Korea’s Drinking: Exploring the Unique Culture of Korean Beverages

Korea’s Drinking: Exploring the Unique Culture of Korean Beverages


Welcome to the fascinating world of Korea’s drinking culture! In this article, we will delve into the rich and diverse world of Korean beverages, from traditional favorites to modern trends. Get ready to explore the unique flavors, customs, and stories behind Korea’s drinking traditions. Whether you’re a curious traveler, a seasoned connoisseur, or simply intrigued by the allure of Korean culture, this article is your ultimate guide to Korea’s drinking.

Korea’s Drinking: A Historical Perspective

In order to truly understand 인계동셔츠룸 the significance of Korea’s drinking culture, we must take a step back in time. For centuries, Koreans have had a close relationship with alcoholic beverages, which are deeply intertwined with social, cultural, and religious practices. Traditional Korean drinks have evolved over time, reflecting the country’s history and its interactions with neighboring countries. From the ancient times of the Three Kingdoms to the modern era, Korea’s drinking customs have thrived, making it an essential part of Korean identity.

Traditional Korean Beverages: Unveiling the Flavors of the Past

1. Makgeolli: The Iconic Rice Wine

Makgeolli, a traditional Korean rice wine, holds a special place in Korean drinking culture. Known for its milky appearance and slightly sweet taste, Makgeolli is often enjoyed with savory Korean dishes. This fermented rice wine has been a favorite among locals for centuries and is believed to have various health benefits. From its humble origins in rural communities to its current popularity, Makgeolli continues to charm both locals and visitors alike.

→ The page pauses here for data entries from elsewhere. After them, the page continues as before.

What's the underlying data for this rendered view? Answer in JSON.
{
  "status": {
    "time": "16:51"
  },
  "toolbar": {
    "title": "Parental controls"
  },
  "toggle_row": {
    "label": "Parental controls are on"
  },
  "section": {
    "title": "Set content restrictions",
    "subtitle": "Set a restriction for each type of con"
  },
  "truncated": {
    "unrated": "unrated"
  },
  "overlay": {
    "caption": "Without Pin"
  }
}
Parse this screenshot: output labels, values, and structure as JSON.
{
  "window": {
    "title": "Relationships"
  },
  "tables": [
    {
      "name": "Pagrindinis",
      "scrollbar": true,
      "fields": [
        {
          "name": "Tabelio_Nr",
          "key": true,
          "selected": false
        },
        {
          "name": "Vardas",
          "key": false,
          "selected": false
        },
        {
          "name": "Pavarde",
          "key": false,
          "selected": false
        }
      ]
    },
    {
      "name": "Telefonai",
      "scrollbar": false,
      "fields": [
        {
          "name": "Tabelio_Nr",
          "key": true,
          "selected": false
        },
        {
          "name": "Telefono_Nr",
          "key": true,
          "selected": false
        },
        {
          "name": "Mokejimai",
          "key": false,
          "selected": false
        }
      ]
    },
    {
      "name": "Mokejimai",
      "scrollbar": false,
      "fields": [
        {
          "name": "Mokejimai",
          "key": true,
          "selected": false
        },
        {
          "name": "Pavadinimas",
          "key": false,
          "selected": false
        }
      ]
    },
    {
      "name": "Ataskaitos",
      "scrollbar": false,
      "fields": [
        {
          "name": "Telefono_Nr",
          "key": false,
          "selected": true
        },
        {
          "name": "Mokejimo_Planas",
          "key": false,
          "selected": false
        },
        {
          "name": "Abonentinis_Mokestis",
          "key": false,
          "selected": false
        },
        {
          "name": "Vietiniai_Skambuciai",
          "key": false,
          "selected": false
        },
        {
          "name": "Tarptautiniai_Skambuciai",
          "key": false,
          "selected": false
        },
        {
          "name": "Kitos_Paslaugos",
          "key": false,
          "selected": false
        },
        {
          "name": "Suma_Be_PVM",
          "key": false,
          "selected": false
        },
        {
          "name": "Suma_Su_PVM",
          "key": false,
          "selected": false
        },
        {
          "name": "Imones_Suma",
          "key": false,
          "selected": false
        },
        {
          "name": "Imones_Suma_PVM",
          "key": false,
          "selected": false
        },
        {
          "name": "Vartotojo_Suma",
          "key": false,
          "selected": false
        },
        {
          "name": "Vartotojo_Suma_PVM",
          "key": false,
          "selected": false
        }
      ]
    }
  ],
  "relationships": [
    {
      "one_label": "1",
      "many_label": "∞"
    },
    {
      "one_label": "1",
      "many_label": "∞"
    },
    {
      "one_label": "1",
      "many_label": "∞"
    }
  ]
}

2. Soju: The Spirit of Korea

No discussion about Korea’s drinking culture would be complete without mentioning Soju. Considered the most popular alcoholic beverage in Korea, Soju is a clear distilled liquor with a clean taste and a kick. Its versatility makes it suitable for both casual gatherings and formal occasions. Soju has become a symbol of Korean hospitality and is an integral part of Korean social etiquette.

3. Baekseju: A Herbal Delight

Baekseju, a traditional herbal liquor, is renowned for its distinctive taste and medicinal properties. Made from a combination of herbs, grains, and honey, Baekseju offers a unique sensory experience. It is often enjoyed during festive occasions and is believed to have rejuvenating effects on the body. The intricate blend of flavors in Baekseju reflects the harmony between nature and human craftsmanship.

4. Dongdongju: Embracing Simplicity

Dongdongju is a rustic rice wine that captures the essence of Korean tradition. With its cloudy appearance and mildly sweet flavor, Dongdongju is a beloved choice among those seeking an authentic taste of Korea’s drinking culture. Historically associated with farmers and laborers, Dongdongju embodies simplicity and the rustic charm of Korean rural life.